■ Dataset records ■
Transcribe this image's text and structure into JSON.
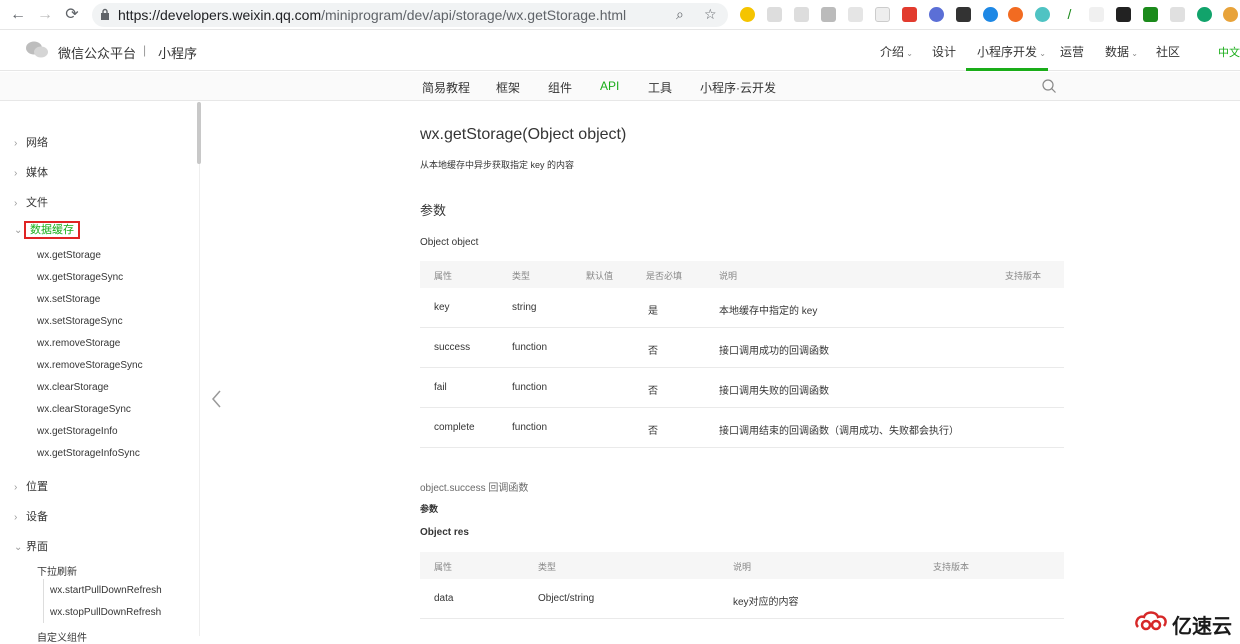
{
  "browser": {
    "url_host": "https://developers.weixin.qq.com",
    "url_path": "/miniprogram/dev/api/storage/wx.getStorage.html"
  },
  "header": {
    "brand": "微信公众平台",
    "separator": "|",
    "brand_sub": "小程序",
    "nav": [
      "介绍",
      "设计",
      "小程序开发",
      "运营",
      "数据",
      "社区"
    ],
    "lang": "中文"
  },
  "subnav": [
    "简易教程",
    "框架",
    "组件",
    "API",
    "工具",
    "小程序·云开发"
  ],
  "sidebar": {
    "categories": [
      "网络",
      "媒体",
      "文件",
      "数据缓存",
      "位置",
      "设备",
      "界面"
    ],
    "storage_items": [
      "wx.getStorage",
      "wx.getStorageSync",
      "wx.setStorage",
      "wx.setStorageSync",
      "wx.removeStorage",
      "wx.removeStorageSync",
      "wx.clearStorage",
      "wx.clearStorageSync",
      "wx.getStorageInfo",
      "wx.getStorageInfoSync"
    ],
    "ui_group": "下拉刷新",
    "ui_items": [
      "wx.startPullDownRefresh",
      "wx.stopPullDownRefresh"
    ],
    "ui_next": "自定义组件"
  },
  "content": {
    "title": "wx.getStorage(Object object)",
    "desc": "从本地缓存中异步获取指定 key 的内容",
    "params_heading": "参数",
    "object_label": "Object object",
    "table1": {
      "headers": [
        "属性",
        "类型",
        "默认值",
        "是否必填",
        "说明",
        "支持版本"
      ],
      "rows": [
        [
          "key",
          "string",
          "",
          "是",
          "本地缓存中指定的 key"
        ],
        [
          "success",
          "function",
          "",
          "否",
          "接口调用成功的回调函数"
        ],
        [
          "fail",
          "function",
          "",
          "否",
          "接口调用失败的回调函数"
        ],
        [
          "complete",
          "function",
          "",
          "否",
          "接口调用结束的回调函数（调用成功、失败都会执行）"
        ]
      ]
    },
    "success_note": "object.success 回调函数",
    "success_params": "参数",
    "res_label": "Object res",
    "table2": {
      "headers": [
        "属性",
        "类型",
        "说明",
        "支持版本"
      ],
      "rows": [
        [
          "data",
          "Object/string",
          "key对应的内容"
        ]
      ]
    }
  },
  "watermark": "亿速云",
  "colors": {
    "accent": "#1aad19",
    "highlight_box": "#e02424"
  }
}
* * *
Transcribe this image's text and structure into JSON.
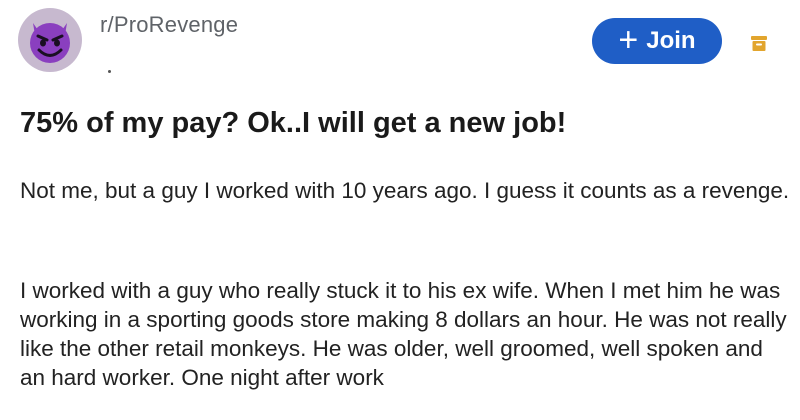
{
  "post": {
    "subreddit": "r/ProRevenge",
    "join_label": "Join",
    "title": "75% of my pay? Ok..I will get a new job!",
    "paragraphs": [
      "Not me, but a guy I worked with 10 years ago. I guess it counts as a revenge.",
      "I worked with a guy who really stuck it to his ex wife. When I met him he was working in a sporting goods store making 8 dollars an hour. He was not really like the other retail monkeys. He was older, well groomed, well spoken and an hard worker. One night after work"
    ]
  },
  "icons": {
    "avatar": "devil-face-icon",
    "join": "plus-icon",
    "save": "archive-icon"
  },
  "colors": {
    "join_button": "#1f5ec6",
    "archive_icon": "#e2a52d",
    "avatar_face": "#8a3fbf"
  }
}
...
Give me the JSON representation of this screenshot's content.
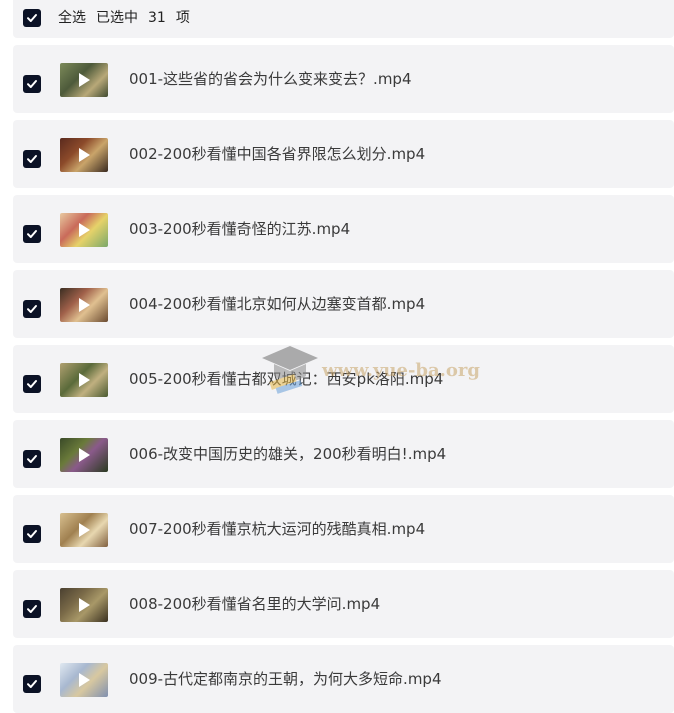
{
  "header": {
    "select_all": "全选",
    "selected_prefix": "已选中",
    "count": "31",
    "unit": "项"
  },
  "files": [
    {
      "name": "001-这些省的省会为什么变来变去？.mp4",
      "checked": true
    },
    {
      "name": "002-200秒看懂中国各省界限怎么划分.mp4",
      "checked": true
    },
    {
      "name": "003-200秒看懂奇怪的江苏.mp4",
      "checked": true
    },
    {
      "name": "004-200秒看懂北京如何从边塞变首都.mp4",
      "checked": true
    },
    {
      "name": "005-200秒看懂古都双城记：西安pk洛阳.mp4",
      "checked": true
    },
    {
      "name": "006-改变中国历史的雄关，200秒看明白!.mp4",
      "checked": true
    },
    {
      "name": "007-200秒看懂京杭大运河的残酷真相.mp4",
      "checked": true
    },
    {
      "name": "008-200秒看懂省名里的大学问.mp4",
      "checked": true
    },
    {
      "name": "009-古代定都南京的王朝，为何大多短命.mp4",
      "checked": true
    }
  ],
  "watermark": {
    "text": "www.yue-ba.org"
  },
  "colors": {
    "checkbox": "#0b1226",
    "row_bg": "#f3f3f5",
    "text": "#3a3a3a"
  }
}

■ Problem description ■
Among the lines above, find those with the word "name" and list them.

■ Solution to the problem ■
      "name": "001-这些省的省会为什么变来变去？.mp4",
      "name": "002-200秒看懂中国各省界限怎么划分.mp4",
      "name": "003-200秒看懂奇怪的江苏.mp4",
      "name": "004-200秒看懂北京如何从边塞变首都.mp4",
      "name": "005-200秒看懂古都双城记：西安pk洛阳.mp4",
      "name": "006-改变中国历史的雄关，200秒看明白!.mp4",
      "name": "007-200秒看懂京杭大运河的残酷真相.mp4",
      "name": "008-200秒看懂省名里的大学问.mp4",
      "name": "009-古代定都南京的王朝，为何大多短命.mp4",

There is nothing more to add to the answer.